In her statement of claim, Lizotte, 54, alleges the two directors “embarked upon a deliberate, malicious and orchestrated campaign” to discredit her and “induce her dismissal from employment.”
She had worked for the art gallery since May 1994.
The claim further alleges that she was on “forced vacation leave” and had been subject of a series of harassing and “berating” emails on Feb. 19 by Gilcig, causing her to become sick.
A week later, Walsh is said to have served Lizotte a letter from the TAG board suspending her without pay for alleged insubordination, according to the claim.
The claim further states that the defendants were served a letter March 3, 2015 from Lizotte’s legal counsel stating the suspension was unlawful and requested a reversal. The request to rescind the dismissal was never responded to, said the claim, and Lizotte stopped reporting for duty March 10, 2015.
A day later, a registered letter to Lizotte notified her she was terminated with cause, reads the document.
At the time, Lizotte was earning $45,000 a year as executive director of the art gallery.
“Given the Plaintiff’s age (54), her 21 years of service, and the senior level of the position she held as TAG’s Executive Director, the Plaintiff states that she was entitled to 24 months’ notice of the termination of her employment, or compensation in lieu,” states the claim.
Defence: ‘Relationship with artists was poor’
In a statement of defence filed June 2, 2015, the defendants allege TAG Cornwall was “fraught with a lack of oversight over financial and/or budgetary matters” which included late applications for government funding. There are also allegations of HST returns not filed, a lack of volunteer lists and missing operational documents. Some of those claims are disputed by Lizotte’s counsel in a reply to the defence on June 12, 2015.
The defendants claim Lizotte had “difficult relations with artists” and that the “relationship with artists was poor.”
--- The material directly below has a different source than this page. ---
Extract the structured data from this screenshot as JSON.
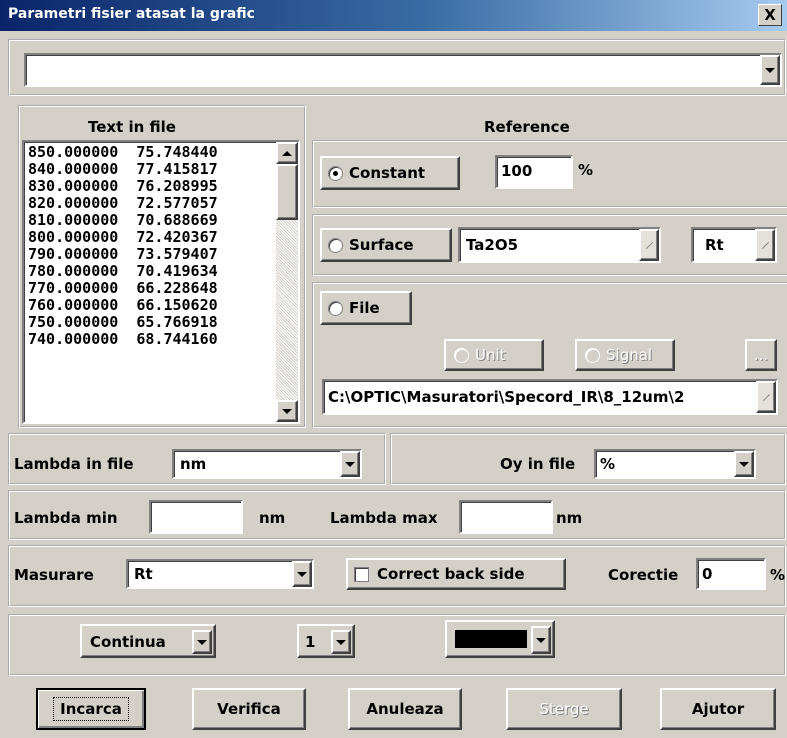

The defence claim states that at no time did Gilcig or Walsh try to discredit or cause harm to the plaintiff’s professional and personal reputation, there was no attempt to undermine her role as executive director and there was no attempt to force her to resign.
The statement of defence further states that Jamie Gilcig had become part of the board after being asked by the plaintiff (Lizotte) because she believed her position was in jeopardy.
The defendants further claim that Lizotte had been sick after suffering from a cold and deny any of their actions had caused her illness.
The defence is asking for a dismissal of the case.
None of the statements of claim or defence have been proven in court.
A date to hear the case in a Cornwall court has not been set.